Entries supplied »
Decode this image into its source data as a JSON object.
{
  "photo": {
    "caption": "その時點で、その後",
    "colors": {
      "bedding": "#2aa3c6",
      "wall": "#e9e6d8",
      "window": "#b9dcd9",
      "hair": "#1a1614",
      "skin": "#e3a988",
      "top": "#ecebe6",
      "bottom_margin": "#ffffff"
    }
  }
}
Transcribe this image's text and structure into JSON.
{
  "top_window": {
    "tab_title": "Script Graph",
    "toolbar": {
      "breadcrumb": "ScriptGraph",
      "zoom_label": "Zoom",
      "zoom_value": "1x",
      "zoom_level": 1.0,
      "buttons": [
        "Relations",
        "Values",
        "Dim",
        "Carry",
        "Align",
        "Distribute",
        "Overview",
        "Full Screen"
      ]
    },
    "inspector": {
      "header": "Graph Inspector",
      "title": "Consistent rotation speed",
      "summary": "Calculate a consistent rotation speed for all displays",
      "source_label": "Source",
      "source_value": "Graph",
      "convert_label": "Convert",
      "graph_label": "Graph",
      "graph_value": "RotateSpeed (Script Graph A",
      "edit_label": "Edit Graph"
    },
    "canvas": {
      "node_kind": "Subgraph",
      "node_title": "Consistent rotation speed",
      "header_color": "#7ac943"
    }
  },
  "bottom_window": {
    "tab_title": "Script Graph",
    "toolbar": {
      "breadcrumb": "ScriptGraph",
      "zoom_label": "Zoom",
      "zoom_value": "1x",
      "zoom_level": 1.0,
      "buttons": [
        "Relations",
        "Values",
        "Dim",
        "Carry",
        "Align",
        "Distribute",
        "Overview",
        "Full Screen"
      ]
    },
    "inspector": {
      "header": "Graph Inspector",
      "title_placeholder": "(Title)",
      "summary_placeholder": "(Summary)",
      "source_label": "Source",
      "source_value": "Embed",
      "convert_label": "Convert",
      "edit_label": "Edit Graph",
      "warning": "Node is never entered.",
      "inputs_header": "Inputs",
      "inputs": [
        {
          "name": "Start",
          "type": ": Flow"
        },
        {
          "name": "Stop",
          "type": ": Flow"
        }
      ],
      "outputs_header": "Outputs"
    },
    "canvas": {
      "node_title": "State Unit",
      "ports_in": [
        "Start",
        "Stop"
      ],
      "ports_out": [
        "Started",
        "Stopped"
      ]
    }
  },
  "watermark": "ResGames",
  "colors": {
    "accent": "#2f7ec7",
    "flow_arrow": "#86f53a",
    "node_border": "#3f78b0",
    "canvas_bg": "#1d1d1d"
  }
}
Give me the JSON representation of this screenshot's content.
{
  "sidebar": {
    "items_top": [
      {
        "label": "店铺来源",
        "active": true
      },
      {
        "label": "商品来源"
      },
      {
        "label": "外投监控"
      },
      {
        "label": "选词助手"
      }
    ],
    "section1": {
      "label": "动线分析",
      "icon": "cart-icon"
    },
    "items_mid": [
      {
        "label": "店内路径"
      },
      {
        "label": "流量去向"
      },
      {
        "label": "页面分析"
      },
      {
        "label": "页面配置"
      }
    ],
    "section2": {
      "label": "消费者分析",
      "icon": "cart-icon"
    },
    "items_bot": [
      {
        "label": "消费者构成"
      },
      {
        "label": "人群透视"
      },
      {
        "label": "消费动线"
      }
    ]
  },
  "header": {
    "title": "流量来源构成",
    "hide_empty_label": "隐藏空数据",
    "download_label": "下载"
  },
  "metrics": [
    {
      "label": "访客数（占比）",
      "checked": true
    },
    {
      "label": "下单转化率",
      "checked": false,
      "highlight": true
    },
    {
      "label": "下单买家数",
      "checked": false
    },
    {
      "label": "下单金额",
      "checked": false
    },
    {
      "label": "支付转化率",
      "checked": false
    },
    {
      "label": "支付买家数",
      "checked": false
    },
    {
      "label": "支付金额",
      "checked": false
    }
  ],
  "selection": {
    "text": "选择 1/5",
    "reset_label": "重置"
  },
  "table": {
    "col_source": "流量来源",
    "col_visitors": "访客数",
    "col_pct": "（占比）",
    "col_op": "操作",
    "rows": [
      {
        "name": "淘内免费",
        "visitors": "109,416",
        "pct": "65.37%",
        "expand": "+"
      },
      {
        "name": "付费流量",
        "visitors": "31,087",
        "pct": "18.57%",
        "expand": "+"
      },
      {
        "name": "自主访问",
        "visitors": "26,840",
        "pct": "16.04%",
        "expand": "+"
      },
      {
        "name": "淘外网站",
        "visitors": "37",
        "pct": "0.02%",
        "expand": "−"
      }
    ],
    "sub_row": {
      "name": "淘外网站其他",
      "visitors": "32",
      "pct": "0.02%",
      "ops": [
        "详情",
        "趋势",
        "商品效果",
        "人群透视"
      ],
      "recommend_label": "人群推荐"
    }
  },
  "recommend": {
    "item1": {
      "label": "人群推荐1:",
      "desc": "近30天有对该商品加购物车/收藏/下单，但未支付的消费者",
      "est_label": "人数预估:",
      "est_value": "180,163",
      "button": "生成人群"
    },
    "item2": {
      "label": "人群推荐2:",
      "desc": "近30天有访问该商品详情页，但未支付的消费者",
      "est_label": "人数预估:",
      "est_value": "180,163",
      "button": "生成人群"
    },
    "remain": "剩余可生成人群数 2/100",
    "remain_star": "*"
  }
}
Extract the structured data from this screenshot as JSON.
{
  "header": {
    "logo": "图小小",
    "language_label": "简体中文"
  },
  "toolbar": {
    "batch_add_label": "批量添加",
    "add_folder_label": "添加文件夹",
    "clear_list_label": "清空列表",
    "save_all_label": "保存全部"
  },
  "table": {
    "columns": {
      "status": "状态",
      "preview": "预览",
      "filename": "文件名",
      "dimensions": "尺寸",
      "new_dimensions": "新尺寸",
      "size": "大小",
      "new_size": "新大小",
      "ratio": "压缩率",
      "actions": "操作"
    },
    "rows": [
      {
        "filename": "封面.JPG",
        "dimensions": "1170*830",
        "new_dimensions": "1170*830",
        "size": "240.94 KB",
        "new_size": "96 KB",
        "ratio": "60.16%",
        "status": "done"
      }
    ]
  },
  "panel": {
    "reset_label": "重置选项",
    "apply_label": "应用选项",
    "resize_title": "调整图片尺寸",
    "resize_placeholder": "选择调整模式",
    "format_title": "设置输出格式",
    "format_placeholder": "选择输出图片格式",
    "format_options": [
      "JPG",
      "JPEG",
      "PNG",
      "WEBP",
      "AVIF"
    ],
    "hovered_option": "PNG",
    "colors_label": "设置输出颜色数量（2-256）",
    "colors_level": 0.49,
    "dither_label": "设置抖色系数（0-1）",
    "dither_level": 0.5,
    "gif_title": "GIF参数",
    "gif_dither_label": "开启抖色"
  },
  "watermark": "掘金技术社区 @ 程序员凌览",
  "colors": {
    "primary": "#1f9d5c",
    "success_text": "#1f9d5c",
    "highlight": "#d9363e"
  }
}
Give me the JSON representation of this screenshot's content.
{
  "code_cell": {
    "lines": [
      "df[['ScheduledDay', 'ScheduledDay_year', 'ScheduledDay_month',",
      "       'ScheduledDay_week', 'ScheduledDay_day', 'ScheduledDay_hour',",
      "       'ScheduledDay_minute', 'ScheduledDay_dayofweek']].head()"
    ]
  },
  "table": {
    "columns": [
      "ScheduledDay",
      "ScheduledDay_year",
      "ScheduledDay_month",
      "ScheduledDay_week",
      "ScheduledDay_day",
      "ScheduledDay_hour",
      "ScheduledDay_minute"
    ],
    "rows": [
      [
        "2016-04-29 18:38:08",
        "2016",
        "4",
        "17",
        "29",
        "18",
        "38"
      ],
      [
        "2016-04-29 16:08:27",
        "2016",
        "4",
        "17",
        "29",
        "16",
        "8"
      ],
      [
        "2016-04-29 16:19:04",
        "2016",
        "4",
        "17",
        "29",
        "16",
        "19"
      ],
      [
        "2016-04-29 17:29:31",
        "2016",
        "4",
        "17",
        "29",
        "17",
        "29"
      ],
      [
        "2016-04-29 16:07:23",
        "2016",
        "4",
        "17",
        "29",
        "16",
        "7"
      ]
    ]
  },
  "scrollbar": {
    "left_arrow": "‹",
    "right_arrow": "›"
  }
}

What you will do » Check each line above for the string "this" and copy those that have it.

Answer below »
Decode this image into its source data as a JSON object.
Transcribe this image's text and structure into JSON.
Give me the JSON representation of this screenshot's content.
Extract the structured data from this screenshot as JSON.
Give me the JSON representation of this screenshot's content.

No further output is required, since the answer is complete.